Weak consumer confidence hurting Dutch housing market
May 14, 2012
The first quarter of 2012 goes on record as the worst quarter for the Dutch housing market since the outbreak of the credit crisis in 2008. The number of transactions decreased by 15.6% compared with the previous quarter and the median price of the property sold was down 2.8% compared to the previous quarter.
The decline in sales is being attributed to weak consumer confidence, economic stagnation and proposed unfavorable tax changes for home owners (reduction of tax deductibility of mortgage interests paid) by the government. The uncertainty among consumers is increasing, thereby causing consumers to postpone making him the decision to buy a house.
"Recent figures from the Central Bureau of Statistics shows that confidence has fallen more than anywhere else in Europe in the past year,” said Ger Hukker (pictured), chairman of NVM, the Dutch real estate association

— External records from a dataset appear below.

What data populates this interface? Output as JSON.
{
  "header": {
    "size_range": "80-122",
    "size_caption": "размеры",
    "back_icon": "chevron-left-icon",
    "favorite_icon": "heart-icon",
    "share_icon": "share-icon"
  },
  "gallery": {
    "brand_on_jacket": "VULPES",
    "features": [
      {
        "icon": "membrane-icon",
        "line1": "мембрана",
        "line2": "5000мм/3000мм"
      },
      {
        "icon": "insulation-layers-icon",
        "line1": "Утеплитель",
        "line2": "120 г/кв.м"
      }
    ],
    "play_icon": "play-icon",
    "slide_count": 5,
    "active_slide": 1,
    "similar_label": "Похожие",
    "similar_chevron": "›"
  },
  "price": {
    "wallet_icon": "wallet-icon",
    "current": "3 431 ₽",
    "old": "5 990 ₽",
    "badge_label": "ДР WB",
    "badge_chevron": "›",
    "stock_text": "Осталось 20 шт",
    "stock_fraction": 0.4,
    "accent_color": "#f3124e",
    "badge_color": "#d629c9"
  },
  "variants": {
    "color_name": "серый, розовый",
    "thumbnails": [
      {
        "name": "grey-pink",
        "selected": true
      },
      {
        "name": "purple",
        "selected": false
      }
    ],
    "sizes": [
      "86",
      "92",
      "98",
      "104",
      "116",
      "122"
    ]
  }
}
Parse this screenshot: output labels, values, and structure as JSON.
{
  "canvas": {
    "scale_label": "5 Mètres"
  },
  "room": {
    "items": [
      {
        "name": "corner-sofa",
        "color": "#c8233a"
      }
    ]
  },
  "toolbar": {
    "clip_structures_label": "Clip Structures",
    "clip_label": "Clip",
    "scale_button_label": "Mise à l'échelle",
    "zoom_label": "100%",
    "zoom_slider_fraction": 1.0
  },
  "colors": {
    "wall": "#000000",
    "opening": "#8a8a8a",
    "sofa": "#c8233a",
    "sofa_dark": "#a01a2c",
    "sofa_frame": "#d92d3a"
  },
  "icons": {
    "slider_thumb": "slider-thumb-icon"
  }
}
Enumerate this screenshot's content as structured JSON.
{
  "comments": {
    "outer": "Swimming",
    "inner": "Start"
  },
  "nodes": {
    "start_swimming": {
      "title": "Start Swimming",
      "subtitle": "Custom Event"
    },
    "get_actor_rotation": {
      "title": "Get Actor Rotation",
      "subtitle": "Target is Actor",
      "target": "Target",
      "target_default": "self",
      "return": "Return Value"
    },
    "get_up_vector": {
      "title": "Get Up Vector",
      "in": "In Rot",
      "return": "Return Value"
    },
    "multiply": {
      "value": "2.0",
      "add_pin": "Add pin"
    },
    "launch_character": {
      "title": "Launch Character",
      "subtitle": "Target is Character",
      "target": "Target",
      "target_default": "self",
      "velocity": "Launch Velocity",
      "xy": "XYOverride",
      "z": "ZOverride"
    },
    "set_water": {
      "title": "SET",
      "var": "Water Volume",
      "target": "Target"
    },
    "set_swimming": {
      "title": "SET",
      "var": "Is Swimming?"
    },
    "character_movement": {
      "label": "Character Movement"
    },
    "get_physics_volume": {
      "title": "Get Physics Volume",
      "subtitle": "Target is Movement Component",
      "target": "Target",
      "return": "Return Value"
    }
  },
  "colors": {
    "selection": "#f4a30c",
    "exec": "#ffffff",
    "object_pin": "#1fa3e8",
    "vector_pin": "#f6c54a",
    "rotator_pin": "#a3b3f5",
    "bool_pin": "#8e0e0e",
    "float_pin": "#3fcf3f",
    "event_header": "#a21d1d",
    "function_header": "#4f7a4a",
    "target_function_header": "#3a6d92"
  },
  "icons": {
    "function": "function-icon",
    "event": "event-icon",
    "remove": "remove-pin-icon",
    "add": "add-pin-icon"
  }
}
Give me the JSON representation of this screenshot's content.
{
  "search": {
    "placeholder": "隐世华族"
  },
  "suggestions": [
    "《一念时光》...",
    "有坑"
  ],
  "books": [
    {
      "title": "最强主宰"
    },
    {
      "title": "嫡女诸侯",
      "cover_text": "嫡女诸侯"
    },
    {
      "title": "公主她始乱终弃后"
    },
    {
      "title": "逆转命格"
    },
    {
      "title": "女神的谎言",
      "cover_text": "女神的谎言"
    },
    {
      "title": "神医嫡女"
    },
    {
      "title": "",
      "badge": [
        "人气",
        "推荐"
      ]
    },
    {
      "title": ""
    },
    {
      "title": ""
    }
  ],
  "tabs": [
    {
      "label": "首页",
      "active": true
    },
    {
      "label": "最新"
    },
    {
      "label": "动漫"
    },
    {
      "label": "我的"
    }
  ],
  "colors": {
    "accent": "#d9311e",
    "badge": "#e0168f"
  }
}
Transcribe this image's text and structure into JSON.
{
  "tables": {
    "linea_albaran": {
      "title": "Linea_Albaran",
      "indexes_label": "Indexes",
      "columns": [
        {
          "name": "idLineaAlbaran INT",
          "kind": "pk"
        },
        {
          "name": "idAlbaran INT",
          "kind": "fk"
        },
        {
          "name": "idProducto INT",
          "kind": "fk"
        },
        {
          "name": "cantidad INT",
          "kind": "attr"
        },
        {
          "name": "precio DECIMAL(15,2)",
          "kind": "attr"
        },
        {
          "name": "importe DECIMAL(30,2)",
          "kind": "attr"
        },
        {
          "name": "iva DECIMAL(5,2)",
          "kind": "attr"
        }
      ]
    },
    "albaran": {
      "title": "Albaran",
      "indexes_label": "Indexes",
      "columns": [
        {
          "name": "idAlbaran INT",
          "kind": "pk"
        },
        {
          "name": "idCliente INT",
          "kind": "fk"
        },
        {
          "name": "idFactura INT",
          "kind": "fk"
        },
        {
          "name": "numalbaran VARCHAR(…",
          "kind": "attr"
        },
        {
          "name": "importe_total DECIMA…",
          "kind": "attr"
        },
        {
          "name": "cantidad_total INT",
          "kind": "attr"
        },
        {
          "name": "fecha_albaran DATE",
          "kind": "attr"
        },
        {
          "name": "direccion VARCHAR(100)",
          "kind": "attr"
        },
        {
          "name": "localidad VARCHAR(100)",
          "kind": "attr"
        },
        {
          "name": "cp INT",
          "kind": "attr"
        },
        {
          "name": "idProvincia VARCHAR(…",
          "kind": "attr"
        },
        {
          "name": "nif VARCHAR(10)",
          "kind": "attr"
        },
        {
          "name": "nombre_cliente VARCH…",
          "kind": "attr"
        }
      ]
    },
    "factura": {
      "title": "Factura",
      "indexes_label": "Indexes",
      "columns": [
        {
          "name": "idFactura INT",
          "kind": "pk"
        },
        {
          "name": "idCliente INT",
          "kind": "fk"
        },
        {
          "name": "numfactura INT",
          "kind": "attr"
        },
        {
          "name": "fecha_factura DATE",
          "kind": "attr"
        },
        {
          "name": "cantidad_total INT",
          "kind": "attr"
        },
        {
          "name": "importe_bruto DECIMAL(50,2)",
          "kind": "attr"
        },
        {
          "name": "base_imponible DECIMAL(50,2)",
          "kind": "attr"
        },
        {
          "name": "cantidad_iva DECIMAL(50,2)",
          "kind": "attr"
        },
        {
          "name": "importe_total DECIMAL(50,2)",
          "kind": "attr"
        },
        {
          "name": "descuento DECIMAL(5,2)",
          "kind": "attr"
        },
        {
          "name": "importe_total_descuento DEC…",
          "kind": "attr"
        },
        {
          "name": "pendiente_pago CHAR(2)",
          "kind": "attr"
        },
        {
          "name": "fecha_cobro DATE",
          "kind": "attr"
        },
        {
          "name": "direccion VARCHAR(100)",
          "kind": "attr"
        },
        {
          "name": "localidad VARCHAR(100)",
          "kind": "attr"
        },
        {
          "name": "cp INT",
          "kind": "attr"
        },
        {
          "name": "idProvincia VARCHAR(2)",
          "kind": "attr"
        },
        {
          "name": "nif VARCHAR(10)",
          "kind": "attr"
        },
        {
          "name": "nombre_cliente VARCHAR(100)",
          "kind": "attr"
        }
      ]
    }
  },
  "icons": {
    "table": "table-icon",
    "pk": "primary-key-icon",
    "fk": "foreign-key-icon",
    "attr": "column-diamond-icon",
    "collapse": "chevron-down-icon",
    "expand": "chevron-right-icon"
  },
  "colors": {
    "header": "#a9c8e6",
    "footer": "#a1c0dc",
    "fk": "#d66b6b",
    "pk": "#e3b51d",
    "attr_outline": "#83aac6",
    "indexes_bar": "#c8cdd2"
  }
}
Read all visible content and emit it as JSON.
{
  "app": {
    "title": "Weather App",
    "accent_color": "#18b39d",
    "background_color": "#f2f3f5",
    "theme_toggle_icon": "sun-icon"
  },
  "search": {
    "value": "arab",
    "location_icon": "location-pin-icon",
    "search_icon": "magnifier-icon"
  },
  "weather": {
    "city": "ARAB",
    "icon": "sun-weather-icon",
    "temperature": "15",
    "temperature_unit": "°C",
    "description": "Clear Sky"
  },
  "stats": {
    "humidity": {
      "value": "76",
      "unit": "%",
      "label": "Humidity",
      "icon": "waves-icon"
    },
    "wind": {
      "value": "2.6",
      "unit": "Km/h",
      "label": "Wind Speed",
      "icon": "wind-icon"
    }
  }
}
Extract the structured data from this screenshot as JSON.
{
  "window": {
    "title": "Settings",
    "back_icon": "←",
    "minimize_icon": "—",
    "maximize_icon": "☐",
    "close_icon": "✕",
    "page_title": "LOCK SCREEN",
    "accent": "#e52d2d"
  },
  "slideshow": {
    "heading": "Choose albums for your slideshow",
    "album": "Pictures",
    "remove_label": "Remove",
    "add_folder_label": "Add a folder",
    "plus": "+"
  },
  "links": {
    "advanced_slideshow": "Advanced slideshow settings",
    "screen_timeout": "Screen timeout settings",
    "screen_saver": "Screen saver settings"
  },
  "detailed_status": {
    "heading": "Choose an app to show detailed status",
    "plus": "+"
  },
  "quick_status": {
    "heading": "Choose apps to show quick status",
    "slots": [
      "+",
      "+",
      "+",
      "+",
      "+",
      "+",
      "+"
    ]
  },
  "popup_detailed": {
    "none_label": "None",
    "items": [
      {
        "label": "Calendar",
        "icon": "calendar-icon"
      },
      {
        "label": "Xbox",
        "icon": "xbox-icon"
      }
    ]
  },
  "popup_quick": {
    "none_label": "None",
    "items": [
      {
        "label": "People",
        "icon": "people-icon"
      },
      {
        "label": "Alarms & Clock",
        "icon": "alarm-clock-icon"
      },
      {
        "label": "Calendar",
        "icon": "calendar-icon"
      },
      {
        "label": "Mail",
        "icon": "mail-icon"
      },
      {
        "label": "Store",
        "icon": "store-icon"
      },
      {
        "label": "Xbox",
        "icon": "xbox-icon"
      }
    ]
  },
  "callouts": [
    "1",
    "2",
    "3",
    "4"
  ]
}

. "The Dutch market is however dominated by uncertainty, declining disposable incomes and a declining borrowing capacity."
Buyers can benefit from the poor market with more homes to choose from; many available at lower prices. NVM chairman Hukker notes that sellers are more willing to adjust the asking price. "The number of adjustments has never been so high. Sellers are beginning to realize that they no longer can get out all the stops. They are also forced to do so by the large supply. These lower prices are positive for the purchasers, who also benefit from slightly lower mortgage rates.”
But not all sellers are willing to lower their price, opting instead to take them off the market. As the supply decreases, more realistic asking prices will come about.
NVM predicted at the beginning of the year that the number of transactions in 2012 would decrease by 5% and that prices would fall by 5%. In the first quarter, traditionally the worst quarter, the number of transactions declined by as much as 15.6%. The NVM expects to see a continued decrease in the number of transactions for the 2nd quarter. The group also predicts that prices will continue to go down, but less rapidly than in the first quarter.
"The housing market has changed from a sellers’ to a hard-buyer market,” says Hukker. House prices are under pressure and more homes are for sale. The buyer is emperor in this market. Sellers would do well to their asking price to adjust to new market conditions."